Leave out the images and repeat the listing below without a single change.
Top of DATA LISTING
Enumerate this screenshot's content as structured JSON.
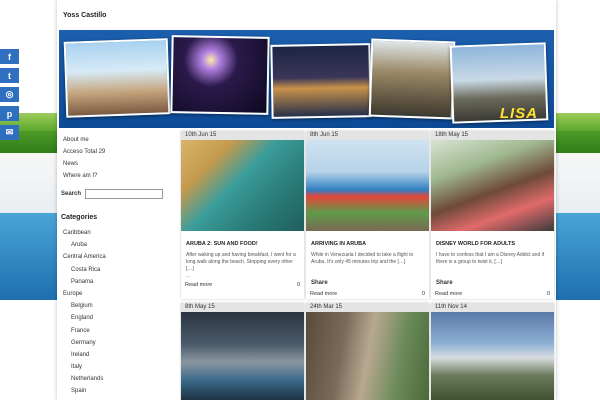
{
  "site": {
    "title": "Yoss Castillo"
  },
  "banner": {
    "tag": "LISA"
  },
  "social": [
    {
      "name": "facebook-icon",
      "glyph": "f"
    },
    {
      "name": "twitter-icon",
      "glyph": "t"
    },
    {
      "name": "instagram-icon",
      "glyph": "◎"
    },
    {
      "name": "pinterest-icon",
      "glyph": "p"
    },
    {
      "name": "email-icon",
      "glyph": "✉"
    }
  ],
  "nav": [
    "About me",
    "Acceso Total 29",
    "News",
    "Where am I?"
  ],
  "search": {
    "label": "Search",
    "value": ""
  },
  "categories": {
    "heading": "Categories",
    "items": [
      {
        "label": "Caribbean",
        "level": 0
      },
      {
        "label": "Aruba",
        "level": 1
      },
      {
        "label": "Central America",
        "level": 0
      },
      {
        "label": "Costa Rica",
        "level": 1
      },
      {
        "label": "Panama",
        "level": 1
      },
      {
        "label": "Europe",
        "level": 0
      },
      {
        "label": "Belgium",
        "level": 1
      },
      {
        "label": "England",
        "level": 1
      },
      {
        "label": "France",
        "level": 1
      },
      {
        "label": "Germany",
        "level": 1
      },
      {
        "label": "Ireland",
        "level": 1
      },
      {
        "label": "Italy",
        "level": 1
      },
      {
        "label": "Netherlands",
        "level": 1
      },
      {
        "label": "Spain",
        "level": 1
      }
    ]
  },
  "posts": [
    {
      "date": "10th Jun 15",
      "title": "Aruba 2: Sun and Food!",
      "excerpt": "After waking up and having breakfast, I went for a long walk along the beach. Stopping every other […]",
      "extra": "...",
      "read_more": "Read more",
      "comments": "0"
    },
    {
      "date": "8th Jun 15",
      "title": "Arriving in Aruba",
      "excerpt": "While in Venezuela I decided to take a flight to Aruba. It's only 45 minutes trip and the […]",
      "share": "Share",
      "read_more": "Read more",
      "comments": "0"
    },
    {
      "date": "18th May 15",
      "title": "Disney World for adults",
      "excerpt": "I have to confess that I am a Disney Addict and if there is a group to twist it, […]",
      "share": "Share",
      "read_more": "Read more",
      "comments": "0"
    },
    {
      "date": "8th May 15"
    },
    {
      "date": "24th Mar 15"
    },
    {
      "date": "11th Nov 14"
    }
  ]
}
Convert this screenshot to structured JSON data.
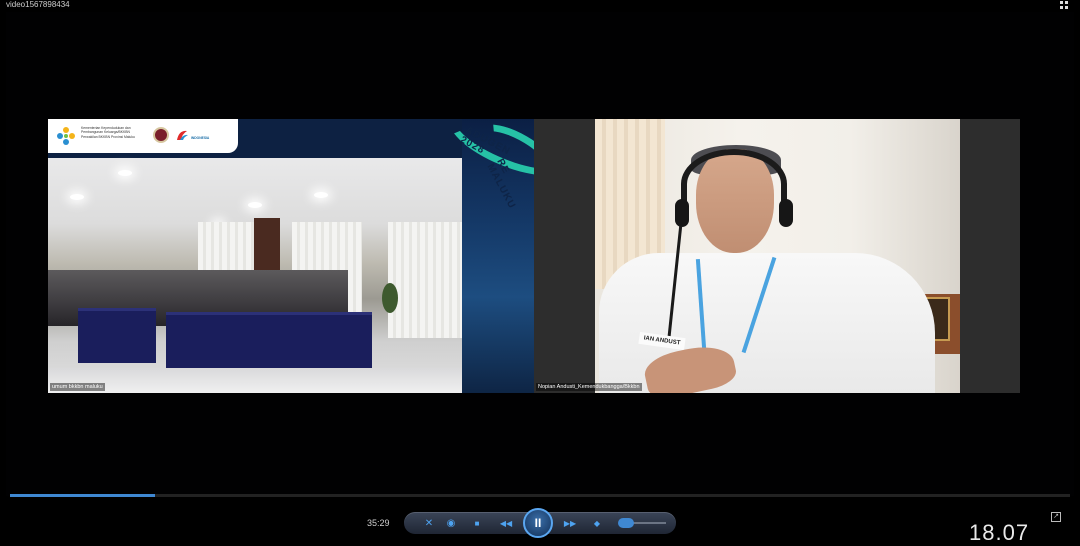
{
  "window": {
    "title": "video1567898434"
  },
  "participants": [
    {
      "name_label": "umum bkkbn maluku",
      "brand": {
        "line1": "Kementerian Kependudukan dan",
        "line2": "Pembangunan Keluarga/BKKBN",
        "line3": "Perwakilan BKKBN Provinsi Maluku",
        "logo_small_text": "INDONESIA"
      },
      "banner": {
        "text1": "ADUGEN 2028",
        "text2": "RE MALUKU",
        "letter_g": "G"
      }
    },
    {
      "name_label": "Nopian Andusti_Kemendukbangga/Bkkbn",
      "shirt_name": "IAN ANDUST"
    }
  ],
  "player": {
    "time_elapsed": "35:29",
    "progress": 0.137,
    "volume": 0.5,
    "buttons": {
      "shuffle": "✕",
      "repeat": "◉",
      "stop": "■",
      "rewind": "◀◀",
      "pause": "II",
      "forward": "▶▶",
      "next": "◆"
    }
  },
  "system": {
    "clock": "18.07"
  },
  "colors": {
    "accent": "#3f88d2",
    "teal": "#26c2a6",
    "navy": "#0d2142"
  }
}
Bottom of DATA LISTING
THE COMPLETED TASK —
Enumerate this screenshot's content as structured JSON.
{
  "site": {
    "title": "Yoss Castillo"
  },
  "banner": {
    "tag": "LISA"
  },
  "social": [
    {
      "name": "facebook-icon",
      "glyph": "f"
    },
    {
      "name": "twitter-icon",
      "glyph": "t"
    },
    {
      "name": "instagram-icon",
      "glyph": "◎"
    },
    {
      "name": "pinterest-icon",
      "glyph": "p"
    },
    {
      "name": "email-icon",
      "glyph": "✉"
    }
  ],
  "nav": [
    "About me",
    "Acceso Total 29",
    "News",
    "Where am I?"
  ],
  "search": {
    "label": "Search",
    "value": ""
  },
  "categories": {
    "heading": "Categories",
    "items": [
      {
        "label": "Caribbean",
        "level": 0
      },
      {
        "label": "Aruba",
        "level": 1
      },
      {
        "label": "Central America",
        "level": 0
      },
      {
        "label": "Costa Rica",
        "level": 1
      },
      {
        "label": "Panama",
        "level": 1
      },
      {
        "label": "Europe",
        "level": 0
      },
      {
        "label": "Belgium",
        "level": 1
      },
      {
        "label": "England",
        "level": 1
      },
      {
        "label": "France",
        "level": 1
      },
      {
        "label": "Germany",
        "level": 1
      },
      {
        "label": "Ireland",
        "level": 1
      },
      {
        "label": "Italy",
        "level": 1
      },
      {
        "label": "Netherlands",
        "level": 1
      },
      {
        "label": "Spain",
        "level": 1
      }
    ]
  },
  "posts": [
    {
      "date": "10th Jun 15",
      "title": "Aruba 2: Sun and Food!",
      "excerpt": "After waking up and having breakfast, I went for a long walk along the beach. Stopping every other […]",
      "extra": "...",
      "read_more": "Read more",
      "comments": "0"
    },
    {
      "date": "8th Jun 15",
      "title": "Arriving in Aruba",
      "excerpt": "While in Venezuela I decided to take a flight to Aruba. It's only 45 minutes trip and the […]",
      "share": "Share",
      "read_more": "Read more",
      "comments": "0"
    },
    {
      "date": "18th May 15",
      "title": "Disney World for adults",
      "excerpt": "I have to confess that I am a Disney Addict and if there is a group to twist it, […]",
      "share": "Share",
      "read_more": "Read more",
      "comments": "0"
    },
    {
      "date": "8th May 15"
    },
    {
      "date": "24th Mar 15"
    },
    {
      "date": "11th Nov 14"
    }
  ]
}
Convert this screenshot to structured JSON data.
{
  "window": {
    "title": "video1567898434"
  },
  "participants": [
    {
      "name_label": "umum bkkbn maluku",
      "brand": {
        "line1": "Kementerian Kependudukan dan",
        "line2": "Pembangunan Keluarga/BKKBN",
        "line3": "Perwakilan BKKBN Provinsi Maluku",
        "logo_small_text": "INDONESIA"
      },
      "banner": {
        "text1": "ADUGEN 2028",
        "text2": "RE MALUKU",
        "letter_g": "G"
      }
    },
    {
      "name_label": "Nopian Andusti_Kemendukbangga/Bkkbn",
      "shirt_name": "IAN ANDUST"
    }
  ],
  "player": {
    "time_elapsed": "35:29",
    "progress": 0.137,
    "volume": 0.5,
    "buttons": {
      "shuffle": "✕",
      "repeat": "◉",
      "stop": "■",
      "rewind": "◀◀",
      "pause": "II",
      "forward": "▶▶",
      "next": "◆"
    }
  },
  "system": {
    "clock": "18.07"
  },
  "colors": {
    "accent": "#3f88d2",
    "teal": "#26c2a6",
    "navy": "#0d2142"
  }
}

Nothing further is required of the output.